- **Data items**:

- Opening Delimiter -

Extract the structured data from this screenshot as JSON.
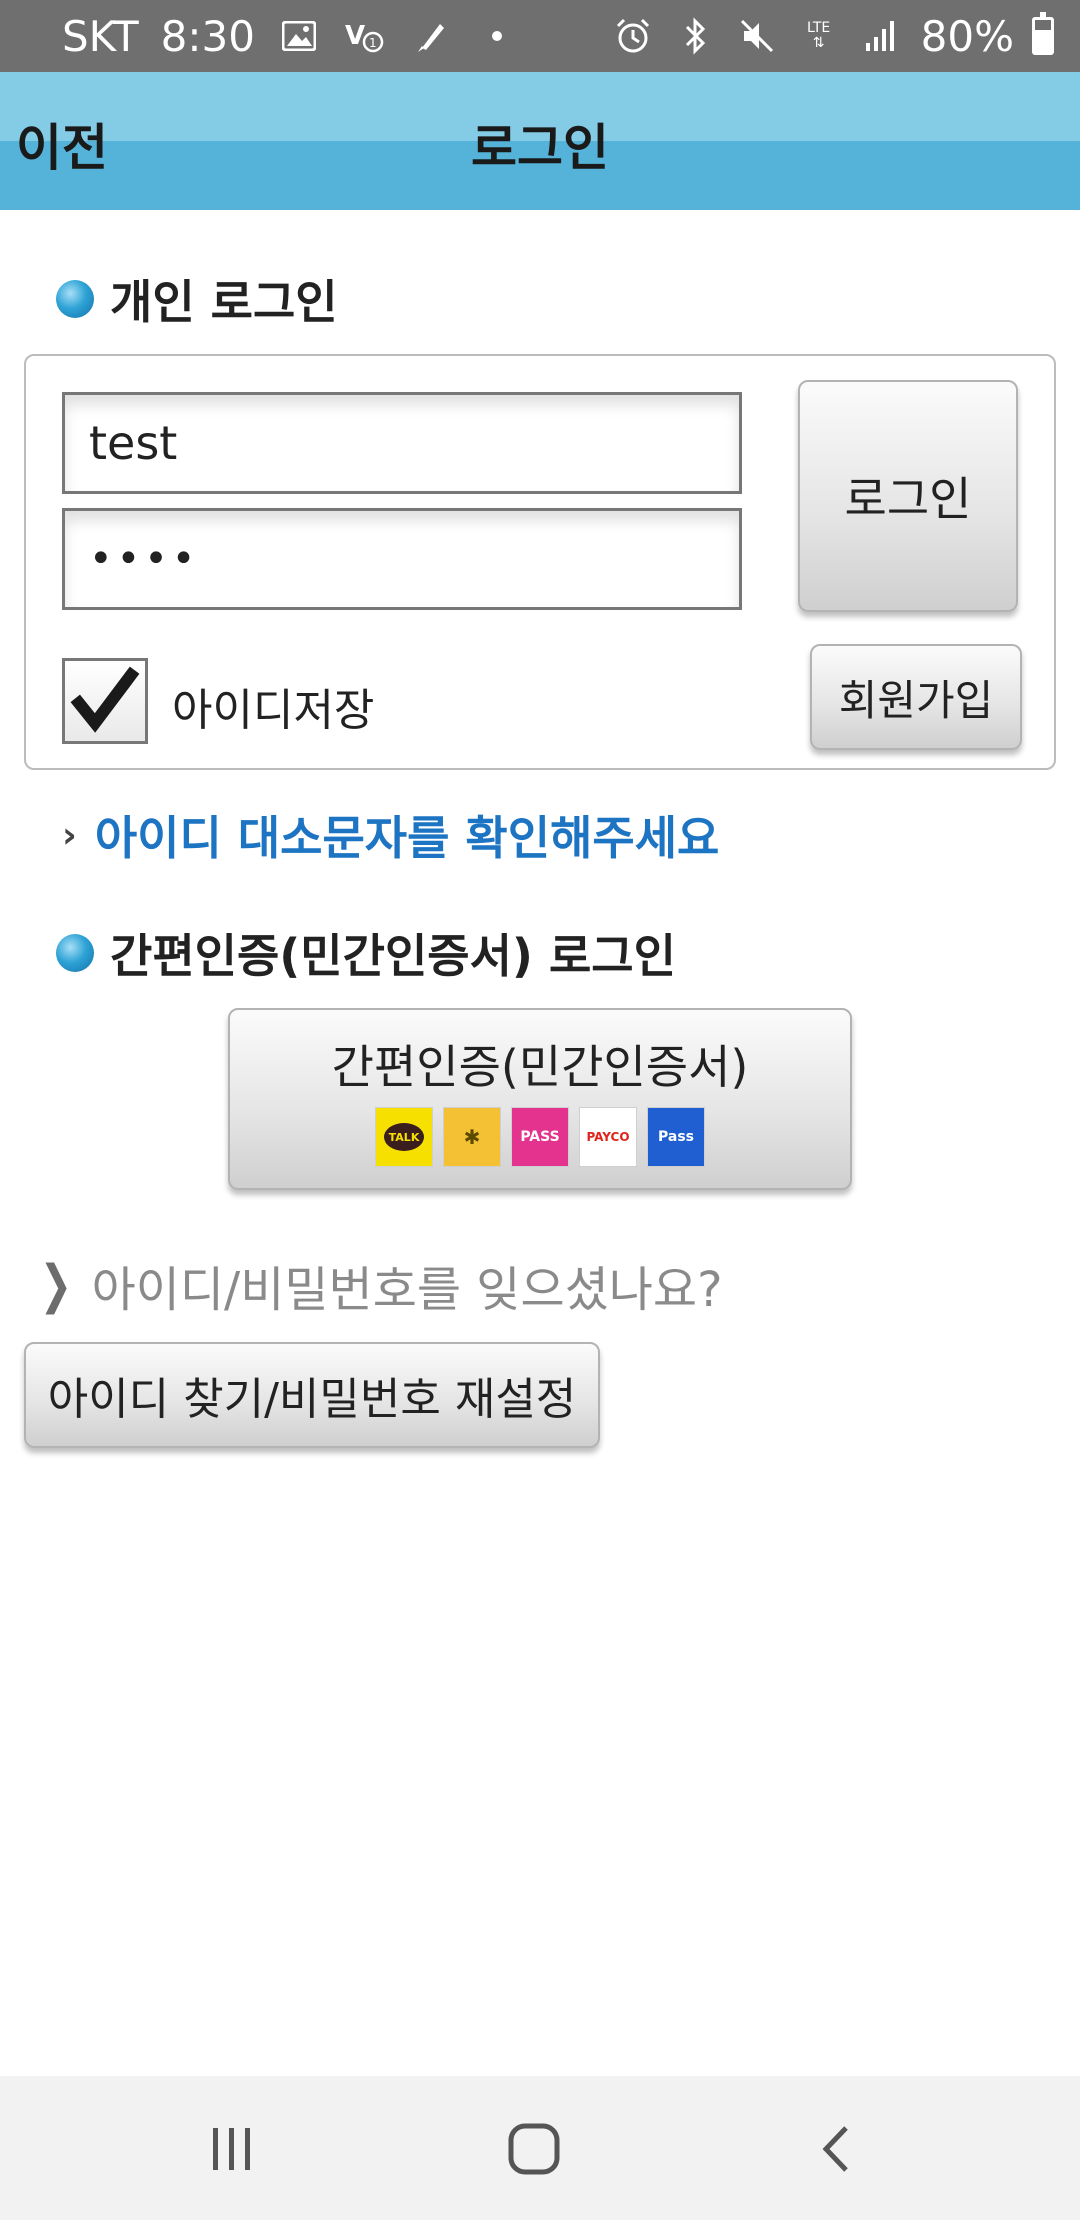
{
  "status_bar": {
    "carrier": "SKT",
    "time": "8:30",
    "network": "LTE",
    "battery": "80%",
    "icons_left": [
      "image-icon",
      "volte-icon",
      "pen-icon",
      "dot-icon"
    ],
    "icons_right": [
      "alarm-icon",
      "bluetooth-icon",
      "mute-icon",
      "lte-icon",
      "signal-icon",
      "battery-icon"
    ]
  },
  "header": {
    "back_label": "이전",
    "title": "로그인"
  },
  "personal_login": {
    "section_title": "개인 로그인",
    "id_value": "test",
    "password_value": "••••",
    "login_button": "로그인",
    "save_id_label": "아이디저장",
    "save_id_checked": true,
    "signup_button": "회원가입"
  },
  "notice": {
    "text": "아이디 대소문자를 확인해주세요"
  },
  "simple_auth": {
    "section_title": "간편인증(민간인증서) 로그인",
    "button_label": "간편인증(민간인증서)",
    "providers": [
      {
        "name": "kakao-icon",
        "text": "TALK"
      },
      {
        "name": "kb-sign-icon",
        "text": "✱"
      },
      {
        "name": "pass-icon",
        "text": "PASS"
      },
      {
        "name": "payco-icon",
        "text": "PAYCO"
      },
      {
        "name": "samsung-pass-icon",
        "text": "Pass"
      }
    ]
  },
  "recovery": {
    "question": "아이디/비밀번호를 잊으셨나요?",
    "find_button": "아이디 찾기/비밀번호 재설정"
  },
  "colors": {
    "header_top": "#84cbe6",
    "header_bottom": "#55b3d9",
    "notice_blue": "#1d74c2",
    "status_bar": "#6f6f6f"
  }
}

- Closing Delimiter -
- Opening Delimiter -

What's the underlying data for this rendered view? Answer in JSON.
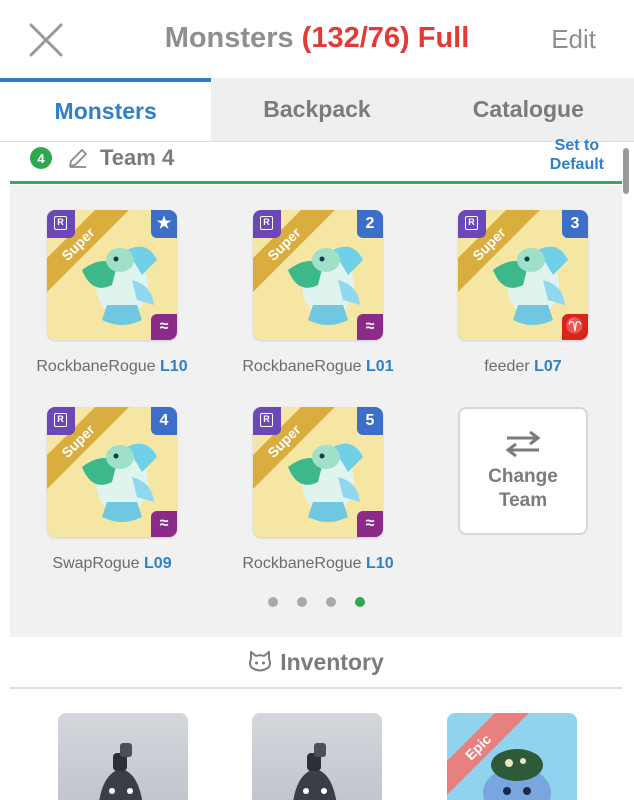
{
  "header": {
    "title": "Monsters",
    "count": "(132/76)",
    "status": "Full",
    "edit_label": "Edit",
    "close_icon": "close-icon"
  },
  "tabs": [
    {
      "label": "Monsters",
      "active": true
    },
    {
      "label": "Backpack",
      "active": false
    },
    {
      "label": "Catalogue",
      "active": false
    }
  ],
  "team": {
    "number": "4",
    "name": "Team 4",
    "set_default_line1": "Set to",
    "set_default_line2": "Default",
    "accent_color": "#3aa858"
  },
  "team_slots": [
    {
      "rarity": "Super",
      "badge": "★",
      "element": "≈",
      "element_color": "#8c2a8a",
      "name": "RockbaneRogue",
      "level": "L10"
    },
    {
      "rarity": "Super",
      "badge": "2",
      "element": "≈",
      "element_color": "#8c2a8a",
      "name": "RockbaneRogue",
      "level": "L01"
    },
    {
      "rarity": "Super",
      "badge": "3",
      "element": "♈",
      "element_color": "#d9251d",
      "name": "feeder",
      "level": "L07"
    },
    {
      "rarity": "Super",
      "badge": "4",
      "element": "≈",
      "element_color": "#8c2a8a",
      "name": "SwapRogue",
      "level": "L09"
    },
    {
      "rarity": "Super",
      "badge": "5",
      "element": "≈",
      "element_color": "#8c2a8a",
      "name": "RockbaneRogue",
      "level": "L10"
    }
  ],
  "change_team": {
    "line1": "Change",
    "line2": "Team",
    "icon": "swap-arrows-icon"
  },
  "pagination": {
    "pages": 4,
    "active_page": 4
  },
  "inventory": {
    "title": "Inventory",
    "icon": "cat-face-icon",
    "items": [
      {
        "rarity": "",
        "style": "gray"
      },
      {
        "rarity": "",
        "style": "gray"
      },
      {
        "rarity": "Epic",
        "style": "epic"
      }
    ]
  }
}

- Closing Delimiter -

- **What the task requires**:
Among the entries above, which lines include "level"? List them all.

- **The completed task**:
      "level": "L10"
      "level": "L01"
      "level": "L07"
      "level": "L09"
      "level": "L10"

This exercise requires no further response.